Police respond to a wide range of situations beyond crimes — everything from traffic stops to domestic disputes to homelessness. They are also generally the first responders in situations involving mental health or substance use crises. This unexpected, largely unrecognized role reflects an unmet need for behavioral health care, gaps in community-based services for mental health and substance use disorders, and policies that criminalize mental illness.
This is why, as communities across the country try to reduce violence during police encounters, access to mental health and substance use services for people who are experiencing crises must be part of the solution. Medicaid is a primary coverage source for crisis and other behavioral health services, making it a key policy lever. What’s more, Medicaid was just strengthened in the American Rescue Plan Act of 2021, which offers a new financial incentive for states to provide mobile crisis response to people experiencing mental health or addiction crises.
Although circumstances and outcomes vary, two situations illustrate how the mismatch between the needs of someone experiencing a mental health crisis and the response provided by police can be devastating. Daniel Prude, a 41 year old man in Rochester, New York, died in March 2020 after police responded to a call from his brother, who reported that Daniel was experiencing a psychotic episode. Last fall in Salt Lake City, Utah, a thirteen year old boy with Asperger’s was shot multiple times by police after his mother called seeking help with her son’s crisis, which she said was precipitated by separation anxiety.
In both cases, the victims were experiencing behavioral health crises. Behavioral health crises are situations in which a mental health or substance use issue disrupts—or risks disrupting—safety and stability. In addition to the direct harm these incidents cause, prioritizing law enforcement responses to behavioral health conditions contributes to the U.S.’ disproportionately high incarceration rates.
Behavioral health crises require behavioral health solutions. This is where crisis services come in. Crisis services provide stability to a person in crisis and an access point to necessary treatment and care. They include crisis phone lines that people can call when they or someone else is in crisis, mobile crisis teams that travel to address needs that arise in the community, and crisis stabilization, which are services provided in non-hospital settings to de-escalate crises. These are the three core elements of crisis response that the Substance Abuse and Mental Health Services Administration (SAMHSA) recognized in national guidelines issued last year.
Medicaid can cover crisis response services for beneficiaries, as well as services like peer supports, therapy, and diagnostic services that can maintain personal health and wellbeing. With support from Well Being Trust, we examined how states can use Medicaid to cover behavioral health crisis services. The results are in our new report, “Building Blocks: How Medicaid Can Advance Mental Health and Substance Use Crisis Response.” The news is good: There are many different building blocks for states to use, from longstanding flexible authorities like the rehabilitative services option to more recent section 1115 demonstration models that encourage states to build a continuum of care for adults with serious mental illness and children with serious emotional disturbance.

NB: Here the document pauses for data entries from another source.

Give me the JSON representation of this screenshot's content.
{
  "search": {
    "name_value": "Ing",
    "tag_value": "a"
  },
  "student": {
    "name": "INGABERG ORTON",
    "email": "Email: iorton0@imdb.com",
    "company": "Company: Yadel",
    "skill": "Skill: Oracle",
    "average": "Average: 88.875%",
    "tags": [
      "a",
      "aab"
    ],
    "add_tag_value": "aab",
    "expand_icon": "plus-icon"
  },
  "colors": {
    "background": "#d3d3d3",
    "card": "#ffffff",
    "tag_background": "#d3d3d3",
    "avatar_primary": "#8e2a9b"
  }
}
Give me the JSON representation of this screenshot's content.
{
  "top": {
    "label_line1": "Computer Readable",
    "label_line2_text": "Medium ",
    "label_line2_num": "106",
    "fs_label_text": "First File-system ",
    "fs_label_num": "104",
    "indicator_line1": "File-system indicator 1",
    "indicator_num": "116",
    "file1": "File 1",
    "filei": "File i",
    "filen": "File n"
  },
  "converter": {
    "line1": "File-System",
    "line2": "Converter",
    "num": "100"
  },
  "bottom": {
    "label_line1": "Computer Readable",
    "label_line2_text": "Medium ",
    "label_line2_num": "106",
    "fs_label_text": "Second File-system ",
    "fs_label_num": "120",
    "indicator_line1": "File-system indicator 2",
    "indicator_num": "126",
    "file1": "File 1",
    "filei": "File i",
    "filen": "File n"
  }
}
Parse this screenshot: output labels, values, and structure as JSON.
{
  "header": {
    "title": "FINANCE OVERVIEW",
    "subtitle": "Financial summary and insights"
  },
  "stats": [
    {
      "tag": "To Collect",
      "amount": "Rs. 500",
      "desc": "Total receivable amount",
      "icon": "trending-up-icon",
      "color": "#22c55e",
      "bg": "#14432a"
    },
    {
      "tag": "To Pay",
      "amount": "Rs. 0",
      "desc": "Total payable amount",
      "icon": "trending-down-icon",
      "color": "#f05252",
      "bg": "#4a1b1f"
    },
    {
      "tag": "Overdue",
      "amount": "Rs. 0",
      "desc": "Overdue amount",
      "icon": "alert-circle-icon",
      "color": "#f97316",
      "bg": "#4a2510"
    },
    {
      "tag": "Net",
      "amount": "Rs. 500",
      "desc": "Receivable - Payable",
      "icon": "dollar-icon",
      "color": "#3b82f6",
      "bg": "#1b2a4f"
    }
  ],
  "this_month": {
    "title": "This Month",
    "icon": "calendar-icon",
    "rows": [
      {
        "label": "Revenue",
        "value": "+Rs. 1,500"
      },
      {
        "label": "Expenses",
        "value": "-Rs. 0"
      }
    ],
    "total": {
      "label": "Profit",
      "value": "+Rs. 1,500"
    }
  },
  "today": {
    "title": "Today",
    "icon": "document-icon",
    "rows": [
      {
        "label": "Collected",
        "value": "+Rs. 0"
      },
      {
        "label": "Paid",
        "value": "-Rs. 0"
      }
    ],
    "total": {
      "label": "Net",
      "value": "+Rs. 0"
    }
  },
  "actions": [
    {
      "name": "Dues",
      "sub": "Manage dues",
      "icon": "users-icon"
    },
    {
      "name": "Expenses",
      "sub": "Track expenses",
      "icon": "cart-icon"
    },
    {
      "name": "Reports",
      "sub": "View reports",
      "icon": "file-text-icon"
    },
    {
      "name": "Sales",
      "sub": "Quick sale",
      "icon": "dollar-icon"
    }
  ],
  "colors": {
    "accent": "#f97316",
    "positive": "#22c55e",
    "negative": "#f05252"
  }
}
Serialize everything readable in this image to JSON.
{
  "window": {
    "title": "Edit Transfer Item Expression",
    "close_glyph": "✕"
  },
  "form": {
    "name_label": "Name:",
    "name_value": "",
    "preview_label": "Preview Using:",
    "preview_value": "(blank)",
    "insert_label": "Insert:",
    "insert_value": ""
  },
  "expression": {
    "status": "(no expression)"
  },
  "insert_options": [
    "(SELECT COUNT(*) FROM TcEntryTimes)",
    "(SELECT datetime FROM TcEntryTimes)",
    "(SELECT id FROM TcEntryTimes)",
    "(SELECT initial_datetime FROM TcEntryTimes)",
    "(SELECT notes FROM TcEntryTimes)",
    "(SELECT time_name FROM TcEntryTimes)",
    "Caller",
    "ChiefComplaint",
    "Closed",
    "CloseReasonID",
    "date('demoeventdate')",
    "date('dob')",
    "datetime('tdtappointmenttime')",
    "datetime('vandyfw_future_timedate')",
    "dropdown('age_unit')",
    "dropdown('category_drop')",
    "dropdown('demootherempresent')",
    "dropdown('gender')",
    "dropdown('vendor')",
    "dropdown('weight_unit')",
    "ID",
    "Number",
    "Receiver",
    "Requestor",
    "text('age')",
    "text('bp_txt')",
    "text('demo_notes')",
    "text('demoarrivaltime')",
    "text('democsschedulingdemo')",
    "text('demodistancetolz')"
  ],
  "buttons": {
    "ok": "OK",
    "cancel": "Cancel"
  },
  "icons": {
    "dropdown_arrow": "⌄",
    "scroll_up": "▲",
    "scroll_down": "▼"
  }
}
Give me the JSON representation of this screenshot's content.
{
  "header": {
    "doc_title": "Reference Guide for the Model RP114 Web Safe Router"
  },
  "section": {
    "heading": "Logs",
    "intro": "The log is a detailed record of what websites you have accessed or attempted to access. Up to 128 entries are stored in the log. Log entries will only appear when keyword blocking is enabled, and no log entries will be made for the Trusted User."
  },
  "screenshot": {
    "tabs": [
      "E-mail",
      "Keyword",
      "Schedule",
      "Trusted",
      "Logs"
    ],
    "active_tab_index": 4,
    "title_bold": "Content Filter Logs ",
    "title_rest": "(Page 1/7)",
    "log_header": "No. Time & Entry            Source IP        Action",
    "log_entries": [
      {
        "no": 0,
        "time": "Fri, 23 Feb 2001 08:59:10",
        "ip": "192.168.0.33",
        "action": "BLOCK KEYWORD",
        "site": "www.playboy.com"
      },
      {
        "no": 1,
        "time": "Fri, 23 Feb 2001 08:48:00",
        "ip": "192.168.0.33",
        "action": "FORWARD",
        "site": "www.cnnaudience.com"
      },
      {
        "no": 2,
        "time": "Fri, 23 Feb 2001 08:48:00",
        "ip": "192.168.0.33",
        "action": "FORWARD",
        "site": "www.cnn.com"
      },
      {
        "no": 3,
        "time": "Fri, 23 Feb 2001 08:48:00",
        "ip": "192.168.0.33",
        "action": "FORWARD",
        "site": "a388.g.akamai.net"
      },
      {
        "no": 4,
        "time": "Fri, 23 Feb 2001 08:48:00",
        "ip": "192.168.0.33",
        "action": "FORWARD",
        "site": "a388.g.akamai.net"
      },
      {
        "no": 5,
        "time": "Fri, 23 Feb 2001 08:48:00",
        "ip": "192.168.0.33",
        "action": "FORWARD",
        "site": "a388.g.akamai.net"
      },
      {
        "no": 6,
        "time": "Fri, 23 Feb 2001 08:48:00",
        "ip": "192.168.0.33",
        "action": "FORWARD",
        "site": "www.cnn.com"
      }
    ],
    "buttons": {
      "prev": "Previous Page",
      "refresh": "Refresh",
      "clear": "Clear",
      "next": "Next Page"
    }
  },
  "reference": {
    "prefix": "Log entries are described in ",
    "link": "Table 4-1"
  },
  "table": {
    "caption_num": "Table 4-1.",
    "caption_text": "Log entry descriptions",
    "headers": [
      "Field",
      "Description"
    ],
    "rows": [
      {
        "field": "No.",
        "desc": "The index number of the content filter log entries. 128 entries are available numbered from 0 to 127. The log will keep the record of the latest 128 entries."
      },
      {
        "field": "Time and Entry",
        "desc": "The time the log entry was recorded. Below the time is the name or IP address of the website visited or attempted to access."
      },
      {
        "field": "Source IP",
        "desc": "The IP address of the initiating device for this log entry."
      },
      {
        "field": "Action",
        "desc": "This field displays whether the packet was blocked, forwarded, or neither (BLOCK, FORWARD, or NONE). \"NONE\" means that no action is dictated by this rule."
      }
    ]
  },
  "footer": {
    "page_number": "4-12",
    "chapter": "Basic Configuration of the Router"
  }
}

Building on these existing tools, the federal government is offering a new incentive for states to expand one mode of crisis response in particular – mobile crisis services. The American Rescue Plan, enacted in March by Congress and the Biden Administration, encourages states to provide 24/7 mobile crisis services for kids and adults that are multidisciplinary and focus on behavioral health. States that take it up will receive an 85 percent federal matching rate for the first three years of their programs. Congress authorized planning grants that will be available this year; the matching rate takes effect next April. The specifics of the incentive can be found in our report.
Notably, some states have already used Medicaid to develop specific crisis response models for children. New Jersey’s Mobile Response and Stabilization Services (MRSS) program tries to intervene as early in a child’s crisis as possible, and focuses on providing a fast response by a behavioral health professional, with an emphasis on de-escalating a situation, promoting stability, connecting children and families to resources, and prevention. MRSS helps avoid the need for more intensive interventions, including foster care placement and psychiatric hospitalizations. A program in Milwaukee, Wisconsin, Wraparound Milwaukee, provides services and develops a care plan for youth who have serious behavioral health needs. Child-focused crisis response programs may be particularly crucial right now, as COVID-19, school disruption, and family financial stress have placed increased pressures on kids.
Mental health and addiction challenges in the U.S. are serious and growing, so the need to act is urgent. Among adults, rates of some mental health conditions are four times higher than they were before the pandemic, and overdose deaths have reached new highs. Stronger community-based behavioral health services—starting with crisis response—are needed to advance public safety and community health. State and local officials, advocates, and consumers should work together to take up the new Medicaid mobile crisis incentive and build stronger systems to address mental health and addiction. The results may be lifesaving.
Vikki Wachino is principal of Viaduct Consulting, LLC and is the former Deputy Administrator and Director of the Centers for Medicaid and CHIP Services. Natasha Camhi (Georgetown University McCourt MPP ’20) is a research and policy analyst focusing on the intersections of criminal justice, healthcare, and housing.